If UFW is running, allow Apache through it. To open both TCP ports 80 and 443, simply run the command;
ufw allow in “WWW Full”
Navigate to your and enter the IP address of your server,
http://server-IP to verify that your web server is ready to server your web content. You should be welcomed by Apache2 Default Page.
That is great. Apace web server is ready.
Install MariaDB on Debian 9
MariaDB is a fork of the famous MySQL. As a result, MySQL defaults to MariaDB when installation is done. That is to say, even if you use the MySQL installation package,
mysql-server, it will install MariaDB. Hence, it is a good idea to install MariaDB using its installation package,
apt install mariadb-server
Just like Apache, MariaDB is started and enabled to run on system boot after the installation is done.
By default, MariaDB ships with a simple security script that can be run to remove anonymous database users, disallow remote root login, remove test databases in a move to perform preliminary database security. Hence run the script as shown below;
When the script is run, it prompts you to enter the current root password. Since there is none yet, press Enter to set a new root password.
... Enter current password for root (enter for none): Press Enter OK, successfully used password, moving on... Setting the root password ensures that nobody can log into the MariaDB root user without the proper authorisation. Set root password? [Y/n] y New password: [email protected] Re-enter new password: [email protected] Password updated successfully! Reloading privilege tables.. ... Success!

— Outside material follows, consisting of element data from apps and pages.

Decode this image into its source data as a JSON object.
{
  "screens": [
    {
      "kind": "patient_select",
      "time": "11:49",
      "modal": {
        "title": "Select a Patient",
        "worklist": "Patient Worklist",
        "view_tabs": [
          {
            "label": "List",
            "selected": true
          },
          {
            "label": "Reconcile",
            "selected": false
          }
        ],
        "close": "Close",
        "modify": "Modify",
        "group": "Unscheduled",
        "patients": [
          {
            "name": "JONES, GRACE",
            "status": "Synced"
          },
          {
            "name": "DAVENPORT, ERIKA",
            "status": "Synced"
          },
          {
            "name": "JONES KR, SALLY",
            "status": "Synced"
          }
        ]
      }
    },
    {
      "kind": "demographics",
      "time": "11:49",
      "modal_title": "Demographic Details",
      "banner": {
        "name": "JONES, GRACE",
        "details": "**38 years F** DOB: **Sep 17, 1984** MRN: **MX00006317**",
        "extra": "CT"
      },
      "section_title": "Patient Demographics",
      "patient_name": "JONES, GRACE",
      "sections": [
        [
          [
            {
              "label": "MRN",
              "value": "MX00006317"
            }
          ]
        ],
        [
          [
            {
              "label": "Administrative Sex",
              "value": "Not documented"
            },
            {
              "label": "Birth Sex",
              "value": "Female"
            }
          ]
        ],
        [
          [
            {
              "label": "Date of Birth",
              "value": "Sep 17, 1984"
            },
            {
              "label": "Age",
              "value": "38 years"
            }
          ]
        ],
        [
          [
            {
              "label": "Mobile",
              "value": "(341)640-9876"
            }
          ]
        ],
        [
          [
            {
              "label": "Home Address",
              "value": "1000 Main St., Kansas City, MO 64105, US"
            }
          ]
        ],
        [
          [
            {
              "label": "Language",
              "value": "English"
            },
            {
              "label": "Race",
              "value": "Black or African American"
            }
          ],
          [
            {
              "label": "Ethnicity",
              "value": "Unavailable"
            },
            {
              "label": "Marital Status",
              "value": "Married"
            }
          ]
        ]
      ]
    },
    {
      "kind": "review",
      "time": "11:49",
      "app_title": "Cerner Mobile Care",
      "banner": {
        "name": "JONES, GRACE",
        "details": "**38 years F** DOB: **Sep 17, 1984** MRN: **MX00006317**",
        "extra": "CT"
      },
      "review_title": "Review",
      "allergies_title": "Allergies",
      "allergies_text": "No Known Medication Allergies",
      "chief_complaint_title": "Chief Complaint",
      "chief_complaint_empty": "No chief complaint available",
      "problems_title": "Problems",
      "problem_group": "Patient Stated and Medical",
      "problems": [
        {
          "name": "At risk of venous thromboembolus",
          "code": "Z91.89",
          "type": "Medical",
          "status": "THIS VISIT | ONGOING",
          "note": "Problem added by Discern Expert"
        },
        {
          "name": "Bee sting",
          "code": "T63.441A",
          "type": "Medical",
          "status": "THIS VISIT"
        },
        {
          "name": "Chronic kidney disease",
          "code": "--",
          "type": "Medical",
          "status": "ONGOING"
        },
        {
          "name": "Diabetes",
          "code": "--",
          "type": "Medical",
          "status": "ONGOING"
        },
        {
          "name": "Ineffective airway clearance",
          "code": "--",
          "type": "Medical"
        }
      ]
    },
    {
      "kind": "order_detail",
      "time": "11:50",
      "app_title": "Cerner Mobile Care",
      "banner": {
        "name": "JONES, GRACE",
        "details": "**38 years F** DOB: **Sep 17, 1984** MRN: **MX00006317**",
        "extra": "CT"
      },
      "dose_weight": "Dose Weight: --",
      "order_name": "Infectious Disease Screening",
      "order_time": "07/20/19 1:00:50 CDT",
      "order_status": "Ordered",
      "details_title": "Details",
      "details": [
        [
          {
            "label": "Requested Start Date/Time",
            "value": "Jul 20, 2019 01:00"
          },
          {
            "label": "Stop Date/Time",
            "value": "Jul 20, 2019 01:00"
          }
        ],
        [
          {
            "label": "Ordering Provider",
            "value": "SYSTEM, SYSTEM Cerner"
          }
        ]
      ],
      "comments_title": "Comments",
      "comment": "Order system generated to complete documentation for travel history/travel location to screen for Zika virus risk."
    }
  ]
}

By default, MariaDB ships with anonymous users that can login to the database without requiring a user account. This poses a security risk. Hence, remove these users.
Remove anonymous users? [Y/n] y ... Success!
Disable remote root login such that root user can only login to database locally.
Disallow root login remotely? [Y/n] y ... Success!
Remove the test database
Remove test database and access to it? [Y/n] y - Dropping test database... ... Success! - Removing privileges on test database... ... Success!
Next, reload privilege tables to effect the changes we have made.
Reload privilege tables now? [Y/n] y ... Success! Cleaning up...
The MariaDB is successfully set on Debian 9
Install PHP on Debian 9
PHP being the server-side scripting language processes PHP code to generate dynamic web content. PHP and its extensions is available on the default Debian 9 repositories. Hence, run the command below to install PHP and other common PHP extensions.
apt install php libapache2-mod-php php-mysql php-common php-gd php-mbstring php-curl php-xml
Now that the installation is done, we need to configure Apache to be able to process PHP content. This can be done by editing the file,
/etc/apache2/mods-available/dir.conf and adding
index.php as the first value of the
DirectoryIndex such that the configuration looks like;
<IfModule mod_dir.c> DirectoryIndex index.php index.html index.cgi index.pl index.php index.xhtml index.htm </IfModule> # vim: syntax=apache ts=4 sw=4 sts=4 sr noet
Save the file and quit.
Run PHP tests to confirm the web server can server PHP content correctly.
Create a PHP test page with
<?php phpinfo(); ?> content under the web server root directory.
Place the above content in this file. Save and quit.
Restart Apache and navigate to the browser and enter the URL,
http://server-IP/test.php. You should see a PHP info page.
systemctl restart apache2
That is beautiful. Upto that far, you have learnt how to Install LAMP Stack on Debian 9. But before we call it a day, it is wise to remove the PHP test page to avoid exposing your environment to the internet script-kiddies.
rm -rf /var/www/html/test.php
You can also check our previous articles on;
- How To Install LAMP (Linux, Apache, MySQL, PHP) Stack on Fedora 28/29
- How to Install LAMP Stack (Apache,MariaDB, PHP 7.2) on Ubuntu 18.04 LTS
- How to Install LEMP (Nginx,MariaDB,PHP7.2) Stack on Fedora 28 / Fedora 29
- How To Setup LEMP Stack (Nginx, MariaDB, PHP 7.2) on Ubuntu 18.04
- Install Nginx, MySQL, PHP (FEMP) Stack on FreeBSD 12
- Install Apache, MySQL, PHP (FAMP) Stack on FreeBSD 12